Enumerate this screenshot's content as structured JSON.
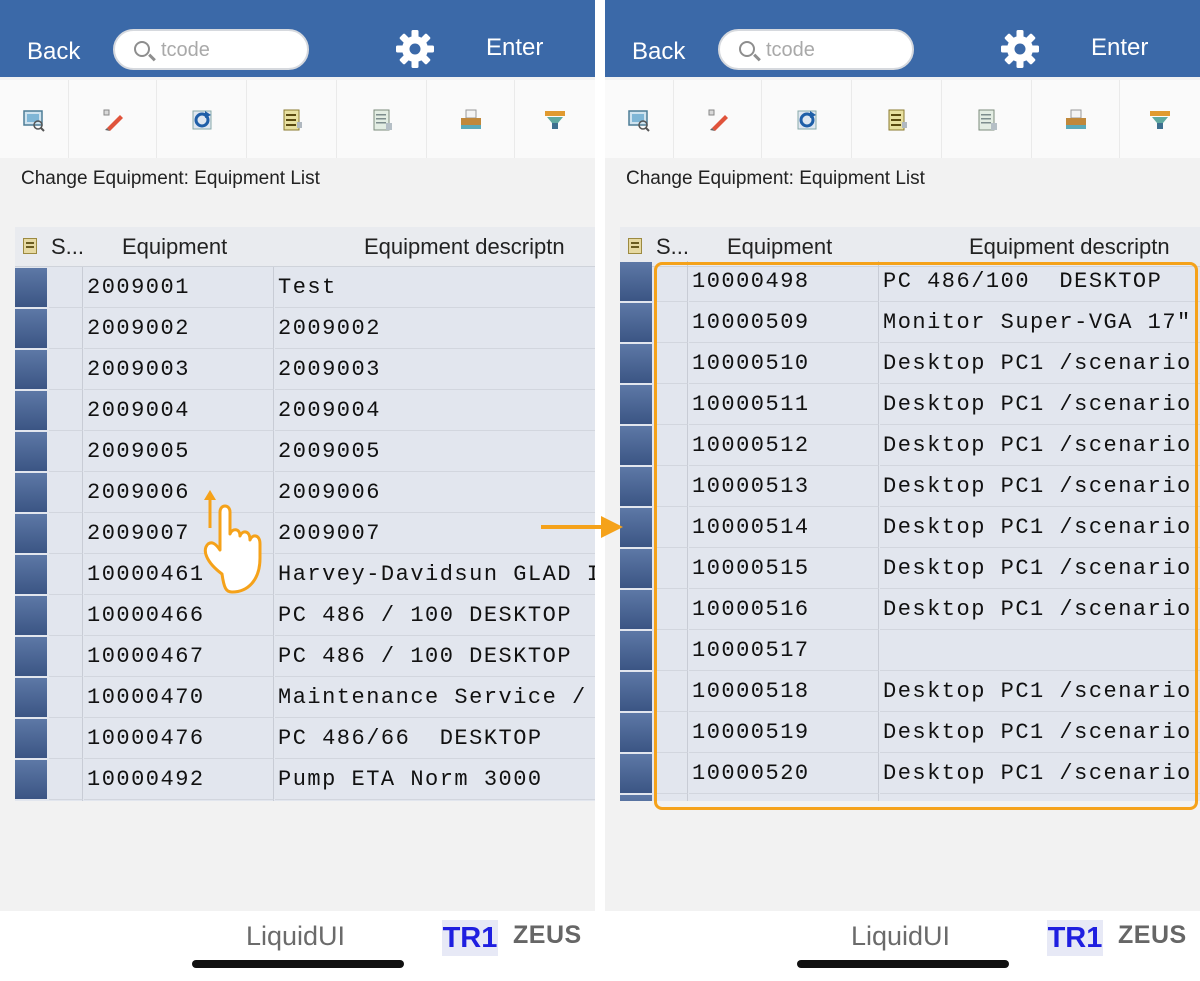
{
  "header": {
    "back_label": "Back",
    "search_placeholder": "tcode",
    "gear_icon": "gear-icon",
    "enter_label": "Enter"
  },
  "toolbar": {
    "icons": [
      "display-icon",
      "edit-pencil-icon",
      "refresh-icon",
      "details-list-icon",
      "document-icon",
      "print-icon",
      "filter-icon"
    ]
  },
  "page": {
    "title": "Change Equipment: Equipment List"
  },
  "grid": {
    "columns": [
      "S...",
      "Equipment",
      "Equipment descriptn"
    ]
  },
  "left_panel": {
    "rows": [
      {
        "equipment": "2009001",
        "description": "Test"
      },
      {
        "equipment": "2009002",
        "description": "2009002"
      },
      {
        "equipment": "2009003",
        "description": "2009003"
      },
      {
        "equipment": "2009004",
        "description": "2009004"
      },
      {
        "equipment": "2009005",
        "description": "2009005"
      },
      {
        "equipment": "2009006",
        "description": "2009006"
      },
      {
        "equipment": "2009007",
        "description": "2009007"
      },
      {
        "equipment": "10000461",
        "description": "Harvey-Davidsun GLAD I"
      },
      {
        "equipment": "10000466",
        "description": "PC 486 / 100 DESKTOP"
      },
      {
        "equipment": "10000467",
        "description": "PC 486 / 100 DESKTOP"
      },
      {
        "equipment": "10000470",
        "description": "Maintenance Service /"
      },
      {
        "equipment": "10000476",
        "description": "PC 486/66  DESKTOP"
      },
      {
        "equipment": "10000492",
        "description": "Pump ETA Norm 3000"
      }
    ]
  },
  "right_panel": {
    "rows": [
      {
        "equipment": "10000498",
        "description": "PC 486/100  DESKTOP"
      },
      {
        "equipment": "10000509",
        "description": "Monitor Super-VGA 17\""
      },
      {
        "equipment": "10000510",
        "description": "Desktop PC1 /scenario"
      },
      {
        "equipment": "10000511",
        "description": "Desktop PC1 /scenario"
      },
      {
        "equipment": "10000512",
        "description": "Desktop PC1 /scenario"
      },
      {
        "equipment": "10000513",
        "description": "Desktop PC1 /scenario"
      },
      {
        "equipment": "10000514",
        "description": "Desktop PC1 /scenario"
      },
      {
        "equipment": "10000515",
        "description": "Desktop PC1 /scenario"
      },
      {
        "equipment": "10000516",
        "description": "Desktop PC1 /scenario"
      },
      {
        "equipment": "10000517",
        "description": ""
      },
      {
        "equipment": "10000518",
        "description": "Desktop PC1 /scenario"
      },
      {
        "equipment": "10000519",
        "description": "Desktop PC1 /scenario"
      },
      {
        "equipment": "10000520",
        "description": "Desktop PC1 /scenario"
      }
    ]
  },
  "footer": {
    "brand": "LiquidUI",
    "system": "TR1",
    "server": "ZEUS"
  },
  "colors": {
    "header_blue": "#3b69a8",
    "annotation_orange": "#f5a21a",
    "system_badge_text": "#1f1fe0"
  },
  "annotations": {
    "swipe_gesture": "swipe-up-hand-icon",
    "transition_arrow": "arrow-right-icon"
  }
}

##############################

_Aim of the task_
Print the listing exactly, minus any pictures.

_Worked solution_
Enumerate this screenshot's content as structured JSON.
{
  "header": {
    "back_label": "Back",
    "search_placeholder": "tcode",
    "gear_icon": "gear-icon",
    "enter_label": "Enter"
  },
  "toolbar": {
    "icons": [
      "display-icon",
      "edit-pencil-icon",
      "refresh-icon",
      "details-list-icon",
      "document-icon",
      "print-icon",
      "filter-icon"
    ]
  },
  "page": {
    "title": "Change Equipment: Equipment List"
  },
  "grid": {
    "columns": [
      "S...",
      "Equipment",
      "Equipment descriptn"
    ]
  },
  "left_panel": {
    "rows": [
      {
        "equipment": "2009001",
        "description": "Test"
      },
      {
        "equipment": "2009002",
        "description": "2009002"
      },
      {
        "equipment": "2009003",
        "description": "2009003"
      },
      {
        "equipment": "2009004",
        "description": "2009004"
      },
      {
        "equipment": "2009005",
        "description": "2009005"
      },
      {
        "equipment": "2009006",
        "description": "2009006"
      },
      {
        "equipment": "2009007",
        "description": "2009007"
      },
      {
        "equipment": "10000461",
        "description": "Harvey-Davidsun GLAD I"
      },
      {
        "equipment": "10000466",
        "description": "PC 486 / 100 DESKTOP"
      },
      {
        "equipment": "10000467",
        "description": "PC 486 / 100 DESKTOP"
      },
      {
        "equipment": "10000470",
        "description": "Maintenance Service /"
      },
      {
        "equipment": "10000476",
        "description": "PC 486/66  DESKTOP"
      },
      {
        "equipment": "10000492",
        "description": "Pump ETA Norm 3000"
      }
    ]
  },
  "right_panel": {
    "rows": [
      {
        "equipment": "10000498",
        "description": "PC 486/100  DESKTOP"
      },
      {
        "equipment": "10000509",
        "description": "Monitor Super-VGA 17\""
      },
      {
        "equipment": "10000510",
        "description": "Desktop PC1 /scenario"
      },
      {
        "equipment": "10000511",
        "description": "Desktop PC1 /scenario"
      },
      {
        "equipment": "10000512",
        "description": "Desktop PC1 /scenario"
      },
      {
        "equipment": "10000513",
        "description": "Desktop PC1 /scenario"
      },
      {
        "equipment": "10000514",
        "description": "Desktop PC1 /scenario"
      },
      {
        "equipment": "10000515",
        "description": "Desktop PC1 /scenario"
      },
      {
        "equipment": "10000516",
        "description": "Desktop PC1 /scenario"
      },
      {
        "equipment": "10000517",
        "description": ""
      },
      {
        "equipment": "10000518",
        "description": "Desktop PC1 /scenario"
      },
      {
        "equipment": "10000519",
        "description": "Desktop PC1 /scenario"
      },
      {
        "equipment": "10000520",
        "description": "Desktop PC1 /scenario"
      }
    ]
  },
  "footer": {
    "brand": "LiquidUI",
    "system": "TR1",
    "server": "ZEUS"
  },
  "colors": {
    "header_blue": "#3b69a8",
    "annotation_orange": "#f5a21a",
    "system_badge_text": "#1f1fe0"
  },
  "annotations": {
    "swipe_gesture": "swipe-up-hand-icon",
    "transition_arrow": "arrow-right-icon"
  }
}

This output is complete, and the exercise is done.